The Commission has rewarded the very proactive cooperative conduct of IFF during and after the inspection by granting it a 50% reduction, thereby significantly reducing the amount of the fine imposed on it.

The cooperation procedure is inspired by the well-established cartel settlements procedure and can be used in other situations where companies are willing to acknowledge their liability for an infringement of the EU competition rules (including the facts and legal qualification). The cooperation framework allows the Commission to apply a simpler and faster procedure and the cooperating companies to obtain a reduction in fines. The Commission assesses on a case-by-case basis whether a case would be suitable for cooperation, taking into account the probability of reaching a common understanding with the company within a reasonable timeframe.

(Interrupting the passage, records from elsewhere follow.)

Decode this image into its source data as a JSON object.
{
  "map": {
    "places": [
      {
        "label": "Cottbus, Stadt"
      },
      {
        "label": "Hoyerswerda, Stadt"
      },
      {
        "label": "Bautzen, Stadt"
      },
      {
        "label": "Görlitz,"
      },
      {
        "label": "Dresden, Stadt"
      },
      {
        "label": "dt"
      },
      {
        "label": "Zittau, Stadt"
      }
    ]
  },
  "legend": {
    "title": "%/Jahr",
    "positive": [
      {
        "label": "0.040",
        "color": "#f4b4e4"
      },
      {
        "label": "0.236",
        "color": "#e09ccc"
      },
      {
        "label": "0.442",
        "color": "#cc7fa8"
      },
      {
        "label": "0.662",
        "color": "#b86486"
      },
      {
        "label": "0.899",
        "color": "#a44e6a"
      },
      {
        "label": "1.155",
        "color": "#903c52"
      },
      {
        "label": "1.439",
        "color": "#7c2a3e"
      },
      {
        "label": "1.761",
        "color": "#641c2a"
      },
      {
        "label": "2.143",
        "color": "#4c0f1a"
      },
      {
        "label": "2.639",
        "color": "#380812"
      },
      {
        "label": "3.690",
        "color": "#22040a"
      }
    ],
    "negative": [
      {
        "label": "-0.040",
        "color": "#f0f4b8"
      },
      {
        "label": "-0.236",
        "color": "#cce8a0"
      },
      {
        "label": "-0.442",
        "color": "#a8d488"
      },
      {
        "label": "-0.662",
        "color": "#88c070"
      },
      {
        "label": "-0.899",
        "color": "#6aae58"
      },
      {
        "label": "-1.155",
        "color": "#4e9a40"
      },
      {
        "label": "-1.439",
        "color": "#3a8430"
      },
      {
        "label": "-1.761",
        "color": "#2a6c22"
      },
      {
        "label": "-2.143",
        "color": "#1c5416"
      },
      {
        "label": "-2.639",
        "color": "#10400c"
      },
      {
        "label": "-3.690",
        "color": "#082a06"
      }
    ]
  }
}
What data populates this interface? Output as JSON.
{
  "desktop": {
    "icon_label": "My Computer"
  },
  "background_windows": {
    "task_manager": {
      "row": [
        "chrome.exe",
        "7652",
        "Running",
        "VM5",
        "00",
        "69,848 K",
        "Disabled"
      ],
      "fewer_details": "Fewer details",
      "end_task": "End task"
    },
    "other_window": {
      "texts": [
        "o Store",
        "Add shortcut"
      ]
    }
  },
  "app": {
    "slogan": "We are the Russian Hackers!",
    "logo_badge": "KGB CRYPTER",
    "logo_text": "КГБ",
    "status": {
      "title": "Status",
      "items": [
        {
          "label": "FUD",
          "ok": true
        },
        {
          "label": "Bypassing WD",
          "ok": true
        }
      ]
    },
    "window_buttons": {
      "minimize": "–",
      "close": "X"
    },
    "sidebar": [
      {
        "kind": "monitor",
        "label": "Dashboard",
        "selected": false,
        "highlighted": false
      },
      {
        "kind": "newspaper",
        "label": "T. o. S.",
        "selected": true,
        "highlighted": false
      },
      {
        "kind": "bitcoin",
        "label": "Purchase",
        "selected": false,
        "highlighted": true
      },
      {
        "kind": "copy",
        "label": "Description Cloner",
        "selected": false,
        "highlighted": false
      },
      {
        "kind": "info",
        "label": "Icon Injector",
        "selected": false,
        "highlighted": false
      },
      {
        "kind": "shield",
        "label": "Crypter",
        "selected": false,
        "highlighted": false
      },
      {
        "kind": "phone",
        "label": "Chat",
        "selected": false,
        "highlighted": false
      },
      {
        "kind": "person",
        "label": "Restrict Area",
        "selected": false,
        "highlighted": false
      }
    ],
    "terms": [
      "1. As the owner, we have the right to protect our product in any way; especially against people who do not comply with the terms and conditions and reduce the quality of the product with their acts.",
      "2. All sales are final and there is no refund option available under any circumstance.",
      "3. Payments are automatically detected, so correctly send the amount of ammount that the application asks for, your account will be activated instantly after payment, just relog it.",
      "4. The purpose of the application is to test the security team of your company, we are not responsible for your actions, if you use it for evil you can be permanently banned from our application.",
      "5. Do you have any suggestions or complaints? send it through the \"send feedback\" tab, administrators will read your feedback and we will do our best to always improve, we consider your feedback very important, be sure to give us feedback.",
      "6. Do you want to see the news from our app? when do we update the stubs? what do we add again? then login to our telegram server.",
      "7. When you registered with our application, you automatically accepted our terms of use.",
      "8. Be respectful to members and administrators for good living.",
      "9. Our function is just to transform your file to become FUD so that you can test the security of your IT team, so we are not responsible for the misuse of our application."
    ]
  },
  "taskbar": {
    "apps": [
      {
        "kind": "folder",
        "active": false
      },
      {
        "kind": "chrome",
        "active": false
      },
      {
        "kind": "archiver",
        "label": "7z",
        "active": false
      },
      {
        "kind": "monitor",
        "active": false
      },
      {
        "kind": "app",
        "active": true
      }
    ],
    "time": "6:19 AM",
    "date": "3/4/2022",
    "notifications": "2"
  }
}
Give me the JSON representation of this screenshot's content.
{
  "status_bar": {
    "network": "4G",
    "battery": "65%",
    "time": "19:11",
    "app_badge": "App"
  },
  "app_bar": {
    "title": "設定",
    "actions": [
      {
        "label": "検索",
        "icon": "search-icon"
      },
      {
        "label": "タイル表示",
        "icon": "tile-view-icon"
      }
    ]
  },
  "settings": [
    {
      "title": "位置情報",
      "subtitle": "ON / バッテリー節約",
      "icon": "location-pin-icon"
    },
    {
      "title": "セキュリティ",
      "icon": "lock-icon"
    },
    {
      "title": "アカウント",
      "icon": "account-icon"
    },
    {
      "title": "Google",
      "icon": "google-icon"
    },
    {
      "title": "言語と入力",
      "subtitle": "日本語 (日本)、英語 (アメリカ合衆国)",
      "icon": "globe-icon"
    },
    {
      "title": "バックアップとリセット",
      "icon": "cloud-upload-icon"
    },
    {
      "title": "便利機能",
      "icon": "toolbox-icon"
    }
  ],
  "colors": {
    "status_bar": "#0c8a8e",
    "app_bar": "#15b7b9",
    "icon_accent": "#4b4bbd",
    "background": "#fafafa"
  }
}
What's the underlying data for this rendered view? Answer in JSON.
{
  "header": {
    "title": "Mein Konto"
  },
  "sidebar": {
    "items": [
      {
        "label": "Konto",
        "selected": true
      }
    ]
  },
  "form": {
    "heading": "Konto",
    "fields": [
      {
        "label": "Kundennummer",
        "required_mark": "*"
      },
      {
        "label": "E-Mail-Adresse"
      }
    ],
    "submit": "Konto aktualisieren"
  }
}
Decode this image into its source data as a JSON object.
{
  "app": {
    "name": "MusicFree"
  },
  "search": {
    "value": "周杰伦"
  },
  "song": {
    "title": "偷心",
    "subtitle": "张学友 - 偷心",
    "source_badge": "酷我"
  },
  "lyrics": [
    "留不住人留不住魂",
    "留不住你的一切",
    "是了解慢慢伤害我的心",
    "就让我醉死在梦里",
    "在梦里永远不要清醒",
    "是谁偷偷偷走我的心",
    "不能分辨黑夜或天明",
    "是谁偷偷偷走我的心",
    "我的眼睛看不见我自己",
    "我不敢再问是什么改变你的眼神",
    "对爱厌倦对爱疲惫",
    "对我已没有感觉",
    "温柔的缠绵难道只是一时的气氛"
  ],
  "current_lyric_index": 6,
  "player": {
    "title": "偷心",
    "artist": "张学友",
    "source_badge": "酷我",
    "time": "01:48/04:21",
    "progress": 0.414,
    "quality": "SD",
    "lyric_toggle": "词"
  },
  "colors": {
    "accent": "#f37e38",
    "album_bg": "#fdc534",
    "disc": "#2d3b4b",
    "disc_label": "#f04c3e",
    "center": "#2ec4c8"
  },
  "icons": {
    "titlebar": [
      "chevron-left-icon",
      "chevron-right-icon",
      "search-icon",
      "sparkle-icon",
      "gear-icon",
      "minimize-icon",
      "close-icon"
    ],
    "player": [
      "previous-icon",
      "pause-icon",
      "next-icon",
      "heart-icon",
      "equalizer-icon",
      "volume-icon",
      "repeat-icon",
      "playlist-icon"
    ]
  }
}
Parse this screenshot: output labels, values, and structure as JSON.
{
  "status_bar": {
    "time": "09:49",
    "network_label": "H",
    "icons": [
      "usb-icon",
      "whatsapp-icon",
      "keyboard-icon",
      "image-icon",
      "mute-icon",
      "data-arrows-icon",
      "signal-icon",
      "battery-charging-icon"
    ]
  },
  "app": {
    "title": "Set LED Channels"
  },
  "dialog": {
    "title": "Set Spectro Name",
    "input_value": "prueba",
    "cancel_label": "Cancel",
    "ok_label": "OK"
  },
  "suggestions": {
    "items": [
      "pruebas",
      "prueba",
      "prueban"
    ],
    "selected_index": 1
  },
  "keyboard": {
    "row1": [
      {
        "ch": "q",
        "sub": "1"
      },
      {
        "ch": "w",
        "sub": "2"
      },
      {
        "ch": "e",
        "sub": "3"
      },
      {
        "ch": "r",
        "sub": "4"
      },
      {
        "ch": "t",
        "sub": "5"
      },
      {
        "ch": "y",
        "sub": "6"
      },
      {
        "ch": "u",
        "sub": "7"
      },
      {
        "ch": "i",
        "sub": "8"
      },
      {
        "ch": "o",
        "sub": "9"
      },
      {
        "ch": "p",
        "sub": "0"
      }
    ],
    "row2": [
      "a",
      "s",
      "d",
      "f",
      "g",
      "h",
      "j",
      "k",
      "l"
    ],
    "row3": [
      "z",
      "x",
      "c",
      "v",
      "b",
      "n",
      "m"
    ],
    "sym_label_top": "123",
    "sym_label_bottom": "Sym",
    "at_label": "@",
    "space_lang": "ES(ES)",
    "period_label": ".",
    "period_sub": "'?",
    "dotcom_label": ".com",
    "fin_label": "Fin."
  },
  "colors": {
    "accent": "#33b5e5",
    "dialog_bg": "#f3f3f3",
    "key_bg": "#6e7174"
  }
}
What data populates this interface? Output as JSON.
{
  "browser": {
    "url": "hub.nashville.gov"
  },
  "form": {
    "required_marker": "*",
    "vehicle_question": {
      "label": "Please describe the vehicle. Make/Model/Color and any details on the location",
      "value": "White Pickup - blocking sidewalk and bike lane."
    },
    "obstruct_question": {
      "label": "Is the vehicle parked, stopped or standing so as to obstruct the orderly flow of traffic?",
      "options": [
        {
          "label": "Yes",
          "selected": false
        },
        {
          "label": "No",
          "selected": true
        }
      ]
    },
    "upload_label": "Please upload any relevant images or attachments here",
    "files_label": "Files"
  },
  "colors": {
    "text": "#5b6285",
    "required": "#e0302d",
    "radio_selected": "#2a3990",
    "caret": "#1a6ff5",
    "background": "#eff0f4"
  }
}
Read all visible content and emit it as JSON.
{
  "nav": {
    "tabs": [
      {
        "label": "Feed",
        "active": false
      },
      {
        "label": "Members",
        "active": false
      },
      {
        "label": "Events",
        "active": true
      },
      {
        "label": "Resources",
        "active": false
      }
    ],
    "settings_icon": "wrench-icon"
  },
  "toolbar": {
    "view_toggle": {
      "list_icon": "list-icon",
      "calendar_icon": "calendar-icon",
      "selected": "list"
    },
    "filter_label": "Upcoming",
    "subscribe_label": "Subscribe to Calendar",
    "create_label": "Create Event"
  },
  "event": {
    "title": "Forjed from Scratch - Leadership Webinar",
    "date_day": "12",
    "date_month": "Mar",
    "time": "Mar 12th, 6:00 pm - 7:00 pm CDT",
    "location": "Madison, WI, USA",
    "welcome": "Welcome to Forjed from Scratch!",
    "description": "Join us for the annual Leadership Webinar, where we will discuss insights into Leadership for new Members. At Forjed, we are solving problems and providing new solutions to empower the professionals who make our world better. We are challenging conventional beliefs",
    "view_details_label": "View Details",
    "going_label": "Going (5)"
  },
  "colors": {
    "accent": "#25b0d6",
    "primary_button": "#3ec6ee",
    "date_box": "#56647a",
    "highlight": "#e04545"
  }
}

There is neither a right nor an obligation for companies to pursue the cooperation path.

This is the first time that the cooperation procedure is followed in a procedural infringement case.

  1. Has the Commission fined other companies for obstructing inspections?

This is the first time that the Commission imposes a fine for the deletion during an inspection of messages exchanged via social media apps on a mobile telephone.

In the past, the Commission has imposed fines for breaching seals during inspection. For instance, E.On received a fine of €38 million in 2008 (corresponding to 0.14% of the total turnover) and Suez Environnement and Lyonnaise des Eaux received a fine of €8 million in 2011 (corresponding to 0.065% of the total turnover). The Commission has also fined Czech energy companies Energetický a průmyslový holding and EP Investment Advisors €2.5 million (corresponding to 0.25% of the total turnover) for accessing a blocked email account and diverting incoming emails during an inspection.

In other cases, the obstruction during an inspection was considered as an aggravating circumstance and triggered an increase of the fine imposed for the anticompetitive conduct (see for example cases  AT.38354 - Industrial Bags,  AT.38456 - Bitumen and AT.38432 - Professional Videotapes).


* Updated on 25 June 2024 at 11:30 CEST.